David Cole in the NY Review of Books:
People who oppose the protection of racist speech make several arguments, all ultimately resting on a claim that speech rights conflict with equality, and that equality should prevail in the balance.* They contend that the “marketplace of ideas” assumes a mythical level playing field. If some speakers drown out or silence others, the marketplace cannot function in the interests of all. They argue that the history of mob and state violence targeting African-Americans makes racist speech directed at them especially indefensible. Tolerating such speech reinforces harms that this nation has done to African-Americans from slavery through Jim Crow to today’s de facto segregation, implicit bias, and structural discrimination. And still others argue that while it might have made sense to tolerate Nazis marching in Skokie in 1978, now, when white supremacists have a friend in the president himself, the power and influence they wield justify a different approach.
There is truth in each of these propositions. The United States is a profoundly unequal society. Our nation’s historical mistreatment of African-Americans has been shameful and the scourge of racism persists to this day.

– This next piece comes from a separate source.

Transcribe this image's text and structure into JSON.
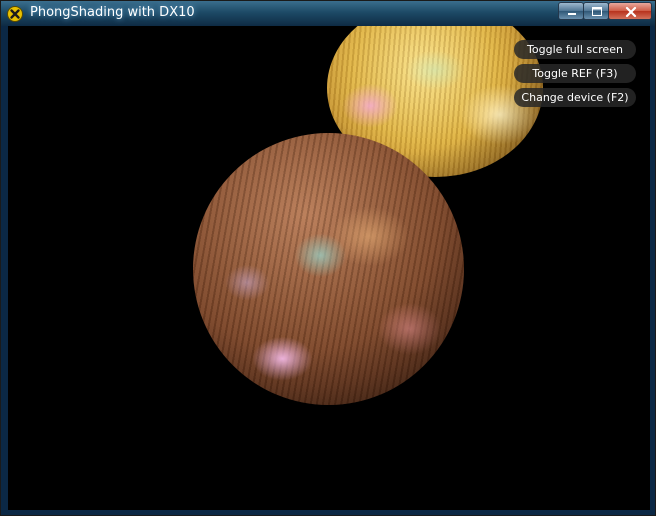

Racist speech causes real harm. It can inspire violence and intimidate people from freely exercising their own rights. There is no doubt that Donald Trump’s appeals to white resentment and his reluctance to condemn white supremacists after Charlottesville have emboldened many racists. But at least in the public arena, none of these unfortunate truths supports authorizing the state to suppress speech that advocates ideas antithetical to egalitarian values.